- _What is being asked_: Reproduce the whole listing exactly, omitting any picture it holds.

- _Records supplied_:
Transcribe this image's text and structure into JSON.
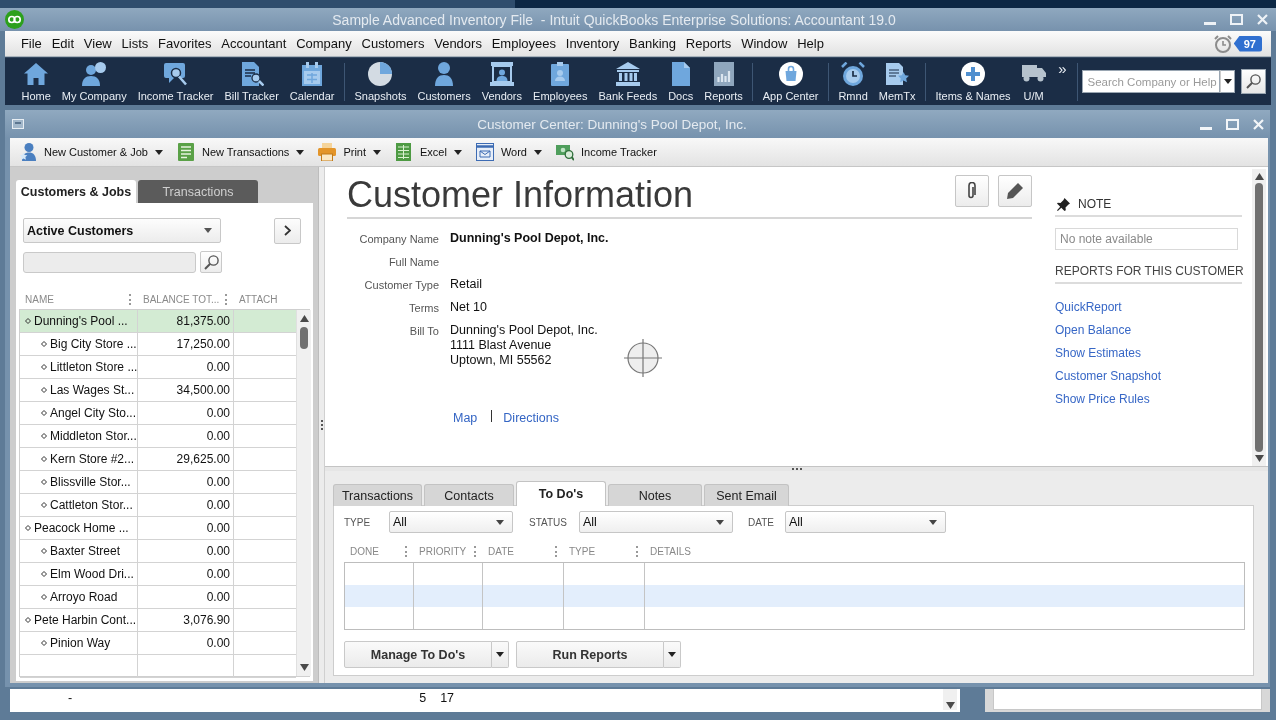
{
  "window": {
    "title": "Sample Advanced Inventory File  - Intuit QuickBooks Enterprise Solutions: Accountant 19.0"
  },
  "menu": [
    "File",
    "Edit",
    "View",
    "Lists",
    "Favorites",
    "Accountant",
    "Company",
    "Customers",
    "Vendors",
    "Employees",
    "Inventory",
    "Banking",
    "Reports",
    "Window",
    "Help"
  ],
  "alerts": {
    "count": "97"
  },
  "toolbar": {
    "groups": [
      [
        "Home",
        "My Company",
        "Income Tracker",
        "Bill Tracker",
        "Calendar"
      ],
      [
        "Snapshots",
        "Customers",
        "Vendors",
        "Employees",
        "Bank Feeds",
        "Docs",
        "Reports"
      ],
      [
        "App Center"
      ],
      [
        "Rmnd",
        "MemTx"
      ],
      [
        "Items & Names",
        "U/M"
      ]
    ],
    "more": "»",
    "search": {
      "placeholder": "Search Company or Help"
    }
  },
  "customer_center": {
    "title": "Customer Center: Dunning's Pool Depot, Inc.",
    "actions": [
      {
        "label": "New Customer & Job",
        "dropdown": true
      },
      {
        "label": "New Transactions",
        "dropdown": true
      },
      {
        "label": "Print",
        "dropdown": true
      },
      {
        "label": "Excel",
        "dropdown": true
      },
      {
        "label": "Word",
        "dropdown": true
      },
      {
        "label": "Income Tracker",
        "dropdown": false
      }
    ],
    "list_tabs": [
      {
        "label": "Customers & Jobs",
        "selected": true
      },
      {
        "label": "Transactions",
        "selected": false
      }
    ],
    "list_filter": "Active Customers",
    "list": {
      "columns": [
        "NAME",
        "BALANCE TOT...",
        "ATTACH"
      ],
      "rows": [
        {
          "name": "Dunning's Pool ...",
          "balance": "81,375.00",
          "selected": true,
          "children": [
            {
              "name": "Big City Store ...",
              "balance": "17,250.00",
              "selected": false
            },
            {
              "name": "Littleton Store ...",
              "balance": "0.00",
              "selected": false
            },
            {
              "name": "Las Wages St...",
              "balance": "34,500.00",
              "selected": false
            },
            {
              "name": "Angel City Sto...",
              "balance": "0.00",
              "selected": false
            },
            {
              "name": "Middleton Stor...",
              "balance": "0.00",
              "selected": false
            },
            {
              "name": "Kern Store #2...",
              "balance": "29,625.00",
              "selected": false
            },
            {
              "name": "Blissville Stor...",
              "balance": "0.00",
              "selected": false
            },
            {
              "name": "Cattleton Stor...",
              "balance": "0.00",
              "selected": false
            }
          ]
        },
        {
          "name": "Peacock Home ...",
          "balance": "0.00",
          "selected": false,
          "children": [
            {
              "name": "Baxter Street",
              "balance": "0.00",
              "selected": false
            },
            {
              "name": "Elm Wood Dri...",
              "balance": "0.00",
              "selected": false
            },
            {
              "name": "Arroyo Road",
              "balance": "0.00",
              "selected": false
            }
          ]
        },
        {
          "name": "Pete Harbin Cont...",
          "balance": "3,076.90",
          "selected": false,
          "children": [
            {
              "name": "Pinion Way",
              "balance": "0.00",
              "selected": false
            }
          ]
        }
      ]
    },
    "info": {
      "heading": "Customer Information",
      "fields": [
        {
          "label": "Company Name",
          "kind": "name",
          "value": "Dunning's Pool Depot, Inc."
        },
        {
          "label": "Full Name",
          "kind": "text"
        },
        {
          "label": "Customer Type",
          "kind": "text",
          "value": "Retail"
        },
        {
          "label": "Terms",
          "kind": "text",
          "value": "Net 10"
        },
        {
          "label": "Bill To",
          "kind": "address",
          "lines": [
            "Dunning's Pool Depot, Inc.",
            "1111 Blast Avenue",
            "Uptown, MI 55562"
          ]
        }
      ],
      "links": [
        "Map",
        "Directions"
      ]
    },
    "note": {
      "title": "NOTE",
      "text": "No note available"
    },
    "reports": {
      "title": "REPORTS FOR THIS CUSTOMER",
      "links": [
        "QuickReport",
        "Open Balance",
        "Show Estimates",
        "Customer Snapshot",
        "Show Price Rules"
      ]
    },
    "detail_tabs": [
      {
        "label": "Transactions",
        "selected": false
      },
      {
        "label": "Contacts",
        "selected": false
      },
      {
        "label": "To Do's",
        "selected": true
      },
      {
        "label": "Notes",
        "selected": false
      },
      {
        "label": "Sent Email",
        "selected": false
      }
    ],
    "filters": [
      {
        "label": "TYPE",
        "value": "All"
      },
      {
        "label": "STATUS",
        "value": "All"
      },
      {
        "label": "DATE",
        "value": "All"
      }
    ],
    "todo_columns": [
      "DONE",
      "PRIORITY",
      "DATE",
      "TYPE",
      "DETAILS"
    ],
    "buttons": [
      "Manage To Do's",
      "Run Reports"
    ]
  },
  "background_window": {
    "values": [
      "-",
      "5",
      "17"
    ]
  }
}
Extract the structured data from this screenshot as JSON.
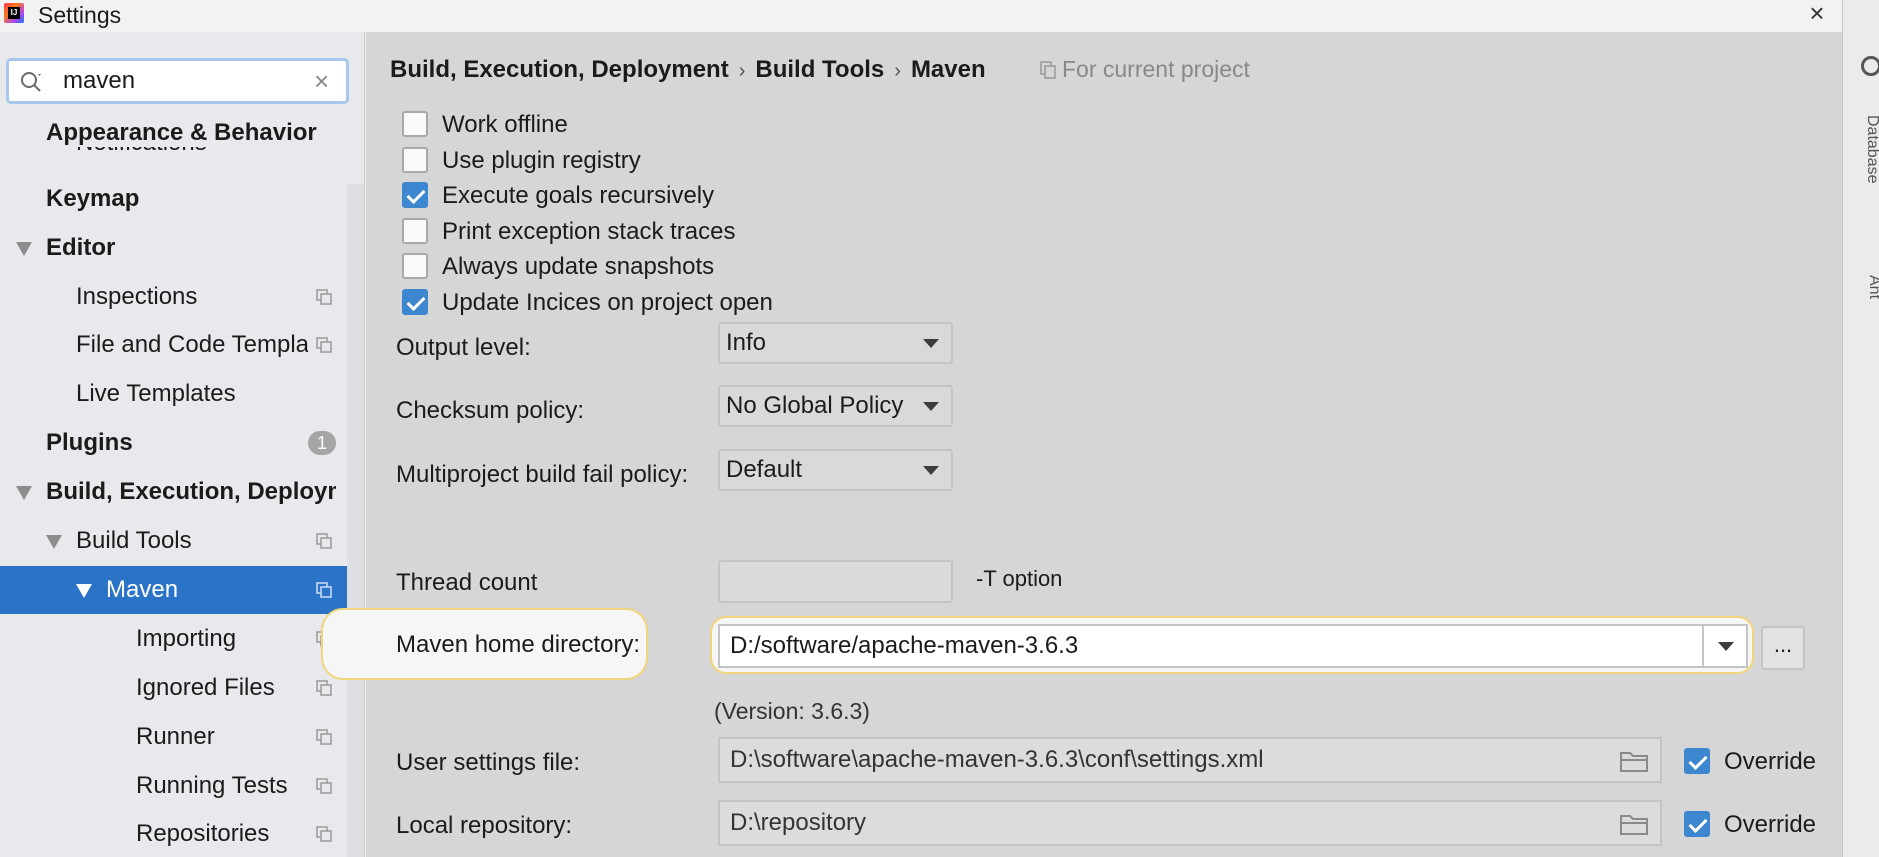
{
  "window": {
    "title": "Settings",
    "close_label": "×",
    "logo_text": "IJ"
  },
  "sidebar": {
    "search": {
      "value": "maven",
      "clear_label": "×"
    },
    "items": [
      {
        "label": "Appearance & Behavior",
        "bold": true
      },
      {
        "label": "Notifications"
      },
      {
        "label": "Keymap",
        "bold": true
      },
      {
        "label": "Editor",
        "bold": true,
        "expanded": true
      },
      {
        "label": "Inspections"
      },
      {
        "label": "File and Code Templat"
      },
      {
        "label": "Live Templates"
      },
      {
        "label": "Plugins",
        "bold": true,
        "badge": "1"
      },
      {
        "label": "Build, Execution, Deploym",
        "bold": true,
        "expanded": true
      },
      {
        "label": "Build Tools",
        "expanded": true
      },
      {
        "label": "Maven",
        "expanded": true,
        "selected": true
      },
      {
        "label": "Importing"
      },
      {
        "label": "Ignored Files"
      },
      {
        "label": "Runner"
      },
      {
        "label": "Running Tests"
      },
      {
        "label": "Repositories"
      }
    ]
  },
  "breadcrumb": {
    "parts": [
      "Build, Execution, Deployment",
      "Build Tools",
      "Maven"
    ],
    "separator": "›",
    "scope": "For current project"
  },
  "options": [
    {
      "label": "Work offline",
      "checked": false
    },
    {
      "label": "Use plugin registry",
      "checked": false
    },
    {
      "label": "Execute goals recursively",
      "checked": true
    },
    {
      "label": "Print exception stack traces",
      "checked": false
    },
    {
      "label": "Always update snapshots",
      "checked": false
    },
    {
      "label": "Update Incices on project open",
      "checked": true
    }
  ],
  "fields": {
    "output_level": {
      "label": "Output level:",
      "value": "Info"
    },
    "checksum_policy": {
      "label": "Checksum policy:",
      "value": "No Global Policy"
    },
    "multiproject_fail_policy": {
      "label": "Multiproject build fail policy:",
      "value": "Default"
    },
    "thread_count": {
      "label": "Thread count",
      "value": "",
      "hint": "-T option"
    },
    "maven_home": {
      "label": "Maven home directory:",
      "value": "D:/software/apache-maven-3.6.3",
      "browse_label": "...",
      "version": "(Version: 3.6.3)"
    },
    "user_settings": {
      "label": "User settings file:",
      "value": "D:\\software\\apache-maven-3.6.3\\conf\\settings.xml",
      "override_label": "Override",
      "override_checked": true
    },
    "local_repository": {
      "label": "Local repository:",
      "value": "D:\\repository",
      "override_label": "Override",
      "override_checked": true
    }
  },
  "right_strip": {
    "database_label": "Database",
    "ant_label": "Ant"
  },
  "colors": {
    "selection": "#2a73c6",
    "checkbox_checked": "#3d86d0",
    "highlight_border": "#f2d57a"
  }
}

- _Task result_:
Transcribe this image's text and structure into JSON.
{
  "window": {
    "title": "Sample Advanced Inventory File  - Intuit QuickBooks Enterprise Solutions: Accountant 19.0"
  },
  "menu": [
    "File",
    "Edit",
    "View",
    "Lists",
    "Favorites",
    "Accountant",
    "Company",
    "Customers",
    "Vendors",
    "Employees",
    "Inventory",
    "Banking",
    "Reports",
    "Window",
    "Help"
  ],
  "alerts": {
    "count": "97"
  },
  "toolbar": {
    "groups": [
      [
        "Home",
        "My Company",
        "Income Tracker",
        "Bill Tracker",
        "Calendar"
      ],
      [
        "Snapshots",
        "Customers",
        "Vendors",
        "Employees",
        "Bank Feeds",
        "Docs",
        "Reports"
      ],
      [
        "App Center"
      ],
      [
        "Rmnd",
        "MemTx"
      ],
      [
        "Items & Names",
        "U/M"
      ]
    ],
    "more": "»",
    "search": {
      "placeholder": "Search Company or Help"
    }
  },
  "customer_center": {
    "title": "Customer Center: Dunning's Pool Depot, Inc.",
    "actions": [
      {
        "label": "New Customer & Job",
        "dropdown": true
      },
      {
        "label": "New Transactions",
        "dropdown": true
      },
      {
        "label": "Print",
        "dropdown": true
      },
      {
        "label": "Excel",
        "dropdown": true
      },
      {
        "label": "Word",
        "dropdown": true
      },
      {
        "label": "Income Tracker",
        "dropdown": false
      }
    ],
    "list_tabs": [
      {
        "label": "Customers & Jobs",
        "selected": true
      },
      {
        "label": "Transactions",
        "selected": false
      }
    ],
    "list_filter": "Active Customers",
    "list": {
      "columns": [
        "NAME",
        "BALANCE TOT...",
        "ATTACH"
      ],
      "rows": [
        {
          "name": "Dunning's Pool ...",
          "balance": "81,375.00",
          "selected": true,
          "children": [
            {
              "name": "Big City Store ...",
              "balance": "17,250.00",
              "selected": false
            },
            {
              "name": "Littleton Store ...",
              "balance": "0.00",
              "selected": false
            },
            {
              "name": "Las Wages St...",
              "balance": "34,500.00",
              "selected": false
            },
            {
              "name": "Angel City Sto...",
              "balance": "0.00",
              "selected": false
            },
            {
              "name": "Middleton Stor...",
              "balance": "0.00",
              "selected": false
            },
            {
              "name": "Kern Store #2...",
              "balance": "29,625.00",
              "selected": false
            },
            {
              "name": "Blissville Stor...",
              "balance": "0.00",
              "selected": false
            },
            {
              "name": "Cattleton Stor...",
              "balance": "0.00",
              "selected": false
            }
          ]
        },
        {
          "name": "Peacock Home ...",
          "balance": "0.00",
          "selected": false,
          "children": [
            {
              "name": "Baxter Street",
              "balance": "0.00",
              "selected": false
            },
            {
              "name": "Elm Wood Dri...",
              "balance": "0.00",
              "selected": false
            },
            {
              "name": "Arroyo Road",
              "balance": "0.00",
              "selected": false
            }
          ]
        },
        {
          "name": "Pete Harbin Cont...",
          "balance": "3,076.90",
          "selected": false,
          "children": [
            {
              "name": "Pinion Way",
              "balance": "0.00",
              "selected": false
            }
          ]
        }
      ]
    },
    "info": {
      "heading": "Customer Information",
      "fields": [
        {
          "label": "Company Name",
          "kind": "name",
          "value": "Dunning's Pool Depot, Inc."
        },
        {
          "label": "Full Name",
          "kind": "text"
        },
        {
          "label": "Customer Type",
          "kind": "text",
          "value": "Retail"
        },
        {
          "label": "Terms",
          "kind": "text",
          "value": "Net 10"
        },
        {
          "label": "Bill To",
          "kind": "address",
          "lines": [
            "Dunning's Pool Depot, Inc.",
            "1111 Blast Avenue",
            "Uptown, MI 55562"
          ]
        }
      ],
      "links": [
        "Map",
        "Directions"
      ]
    },
    "note": {
      "title": "NOTE",
      "text": "No note available"
    },
    "reports": {
      "title": "REPORTS FOR THIS CUSTOMER",
      "links": [
        "QuickReport",
        "Open Balance",
        "Show Estimates",
        "Customer Snapshot",
        "Show Price Rules"
      ]
    },
    "detail_tabs": [
      {
        "label": "Transactions",
        "selected": false
      },
      {
        "label": "Contacts",
        "selected": false
      },
      {
        "label": "To Do's",
        "selected": true
      },
      {
        "label": "Notes",
        "selected": false
      },
      {
        "label": "Sent Email",
        "selected": false
      }
    ],
    "filters": [
      {
        "label": "TYPE",
        "value": "All"
      },
      {
        "label": "STATUS",
        "value": "All"
      },
      {
        "label": "DATE",
        "value": "All"
      }
    ],
    "todo_columns": [
      "DONE",
      "PRIORITY",
      "DATE",
      "TYPE",
      "DETAILS"
    ],
    "buttons": [
      "Manage To Do's",
      "Run Reports"
    ]
  },
  "background_window": {
    "values": [
      "-",
      "5",
      "17"
    ]
  }
}
Extract the structured data from this screenshot as JSON.
{
  "window": {
    "title": "Settings",
    "close_label": "×",
    "logo_text": "IJ"
  },
  "sidebar": {
    "search": {
      "value": "maven",
      "clear_label": "×"
    },
    "items": [
      {
        "label": "Appearance & Behavior",
        "bold": true
      },
      {
        "label": "Notifications"
      },
      {
        "label": "Keymap",
        "bold": true
      },
      {
        "label": "Editor",
        "bold": true,
        "expanded": true
      },
      {
        "label": "Inspections"
      },
      {
        "label": "File and Code Templat"
      },
      {
        "label": "Live Templates"
      },
      {
        "label": "Plugins",
        "bold": true,
        "badge": "1"
      },
      {
        "label": "Build, Execution, Deploym",
        "bold": true,
        "expanded": true
      },
      {
        "label": "Build Tools",
        "expanded": true
      },
      {
        "label": "Maven",
        "expanded": true,
        "selected": true
      },
      {
        "label": "Importing"
      },
      {
        "label": "Ignored Files"
      },
      {
        "label": "Runner"
      },
      {
        "label": "Running Tests"
      },
      {
        "label": "Repositories"
      }
    ]
  },
  "breadcrumb": {
    "parts": [
      "Build, Execution, Deployment",
      "Build Tools",
      "Maven"
    ],
    "separator": "›",
    "scope": "For current project"
  },
  "options": [
    {
      "label": "Work offline",
      "checked": false
    },
    {
      "label": "Use plugin registry",
      "checked": false
    },
    {
      "label": "Execute goals recursively",
      "checked": true
    },
    {
      "label": "Print exception stack traces",
      "checked": false
    },
    {
      "label": "Always update snapshots",
      "checked": false
    },
    {
      "label": "Update Incices on project open",
      "checked": true
    }
  ],
  "fields": {
    "output_level": {
      "label": "Output level:",
      "value": "Info"
    },
    "checksum_policy": {
      "label": "Checksum policy:",
      "value": "No Global Policy"
    },
    "multiproject_fail_policy": {
      "label": "Multiproject build fail policy:",
      "value": "Default"
    },
    "thread_count": {
      "label": "Thread count",
      "value": "",
      "hint": "-T option"
    },
    "maven_home": {
      "label": "Maven home directory:",
      "value": "D:/software/apache-maven-3.6.3",
      "browse_label": "...",
      "version": "(Version: 3.6.3)"
    },
    "user_settings": {
      "label": "User settings file:",
      "value": "D:\\software\\apache-maven-3.6.3\\conf\\settings.xml",
      "override_label": "Override",
      "override_checked": true
    },
    "local_repository": {
      "label": "Local repository:",
      "value": "D:\\repository",
      "override_label": "Override",
      "override_checked": true
    }
  },
  "right_strip": {
    "database_label": "Database",
    "ant_label": "Ant"
  },
  "colors": {
    "selection": "#2a73c6",
    "checkbox_checked": "#3d86d0",
    "highlight_border": "#f2d57a"
  }
}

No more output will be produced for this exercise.